“As a result of today’s action, all property and interests in property of the individuals named above … that are in the United States or in the possession or control of U.S. persons, are blocked,” the Treasury said, adding that U.S. citizens and residents are barred from any business transactions with those named.

It said Lam was “directly responsible for implementing Beijing’s policies of suppression of freedom and democratic processes.”

Reuters quoted a source familiar with the matter as saying that Lam’s recent postponement of elections to Hong Kong’s Legislative Council (LegCo) for one year, citing coronavirus concerns, had intensified U.S. deliberations on sanctions.

Police charge 24 over vigil

The announcement came as Hong Kong police pressed charges against 24 activists, including 2014 student leader Joshua Wong, for taking part in a banned candlelight vigil in the city’s Victoria Park to commemorate the June 4, 1989 Tiananmen massacre, a fixture in Hong Kong’s political calendar since 1990.

“Months after the Tiananmen Square vigil this year, I was just informed by Hong Kong Police that they will charge me with ‘knowingly taking part in an unauthorized assembly’,” Wong said via Twitter.

“Clearly, the regime plans to stage another crackdown on the city’s activists by all [possible] means,” Wong said, adding that his first court appearance in the latest public order charge against him had been set for Sept. 15.

Pro-democracy lawmaker Eddie Chu, former student leader Lester Shum, and leaders of the Hong Kong Alliance in Support of Patriotic Democratic Movements of China, which organizes the annual vigil, were also among those charged.

Tens of thousands of people defied the ban to attend the vigil on June 4, 2020, holding a peaceful and socially distanced event to commemorate those who died at the hands of the People’s Liberation Army (PLA) in Beijing on the night of June 3-4, 1989.

Journalists fear targeting

Meanwhile, foreign journalists in the city hit out at recent delays to work visa renewal applications, suggesting that they are being targeted as part of a tit-for-tat media sanctions war between Beijing and Washington.

The Foreign Correspondents’ Club (FCC) called on the Hong Kong government to clarify the impact of the new national security law on journalists working in the city, and said it has asked the government to guarantee, among other things, that journalists will be free to continue their work without intimidation or obstruction.

“So far, Hong Kong authorities have not provided such clarity or guarantees,” it said in a statement on Friday.

“This downward spiral of retaliatory actions aimed at journalists helps no one, not least of all the public that needs accurate, professionally produced information now more than ever,” the FCC said.

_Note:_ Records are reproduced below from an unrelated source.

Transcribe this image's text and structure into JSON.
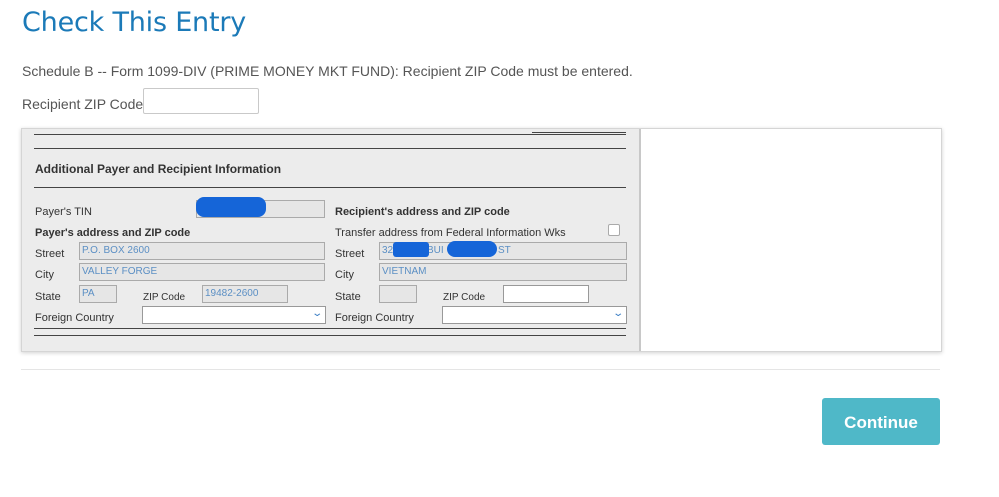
{
  "page": {
    "title": "Check This Entry",
    "message": "Schedule B -- Form 1099-DIV (PRIME MONEY MKT FUND): Recipient ZIP Code must be entered.",
    "zip_label": "Recipient ZIP Code",
    "zip_value": ""
  },
  "form": {
    "section_title": "Additional Payer and Recipient Information",
    "payer": {
      "tin_label": "Payer's TIN",
      "address_header": "Payer's address and ZIP code",
      "street_label": "Street",
      "street_value": "P.O. BOX 2600",
      "city_label": "City",
      "city_value": "VALLEY FORGE",
      "state_label": "State",
      "state_value": "PA",
      "zip_label": "ZIP Code",
      "zip_value": "19482-2600",
      "country_label": "Foreign Country",
      "country_value": ""
    },
    "recipient": {
      "address_header": "Recipient's address and ZIP code",
      "transfer_label": "Transfer address from Federal Information Wks",
      "transfer_checked": false,
      "street_label": "Street",
      "street_part1": "32",
      "street_part2": "BUI",
      "street_part3": "ST",
      "city_label": "City",
      "city_value": "VIETNAM",
      "state_label": "State",
      "state_value": "",
      "zip_label": "ZIP Code",
      "zip_value": "",
      "country_label": "Foreign Country",
      "country_value": ""
    }
  },
  "actions": {
    "continue_label": "Continue"
  },
  "colors": {
    "title": "#1b7ab8",
    "button": "#4fb8c8",
    "redaction": "#1565d8",
    "field_text": "#5b8fc4"
  },
  "icons": {
    "dropdown": "chevron-down-icon"
  }
}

China’s Hong Kong-based foreign ministry commissioner said that retaliatory sanctions were being made in response to “political suppression of the Chinese media,” in a reference to Washington’s designation of state media entities as foreign diplomatic missions, and its slashing of their staff numbers.

“Any freedom shall be exercised within legal boundaries,” it said. “We are firmly against external interference in Hong Kong affairs and China’s internal affairs as a whole on the pretext of the freedom of the press.”

The American Consulate in Hong Kong hit out at a report in China’s state-run Global Times newspaper suggesting that anyone who meets with its staff could be seen as “colluding with foreign powers” under the remit of the national security law.

“These meetings are neither secretive nor mysterious,” the consulate said. The Global Times’ allegations “underscore the fact that the new law is not about security, but to silence democracy advocates and threaten people engaging in free speech,” it said in a statement.

Reported by RFA’s Cantonese and Mandarin Services. Translated and edited by Luisetta Mudie.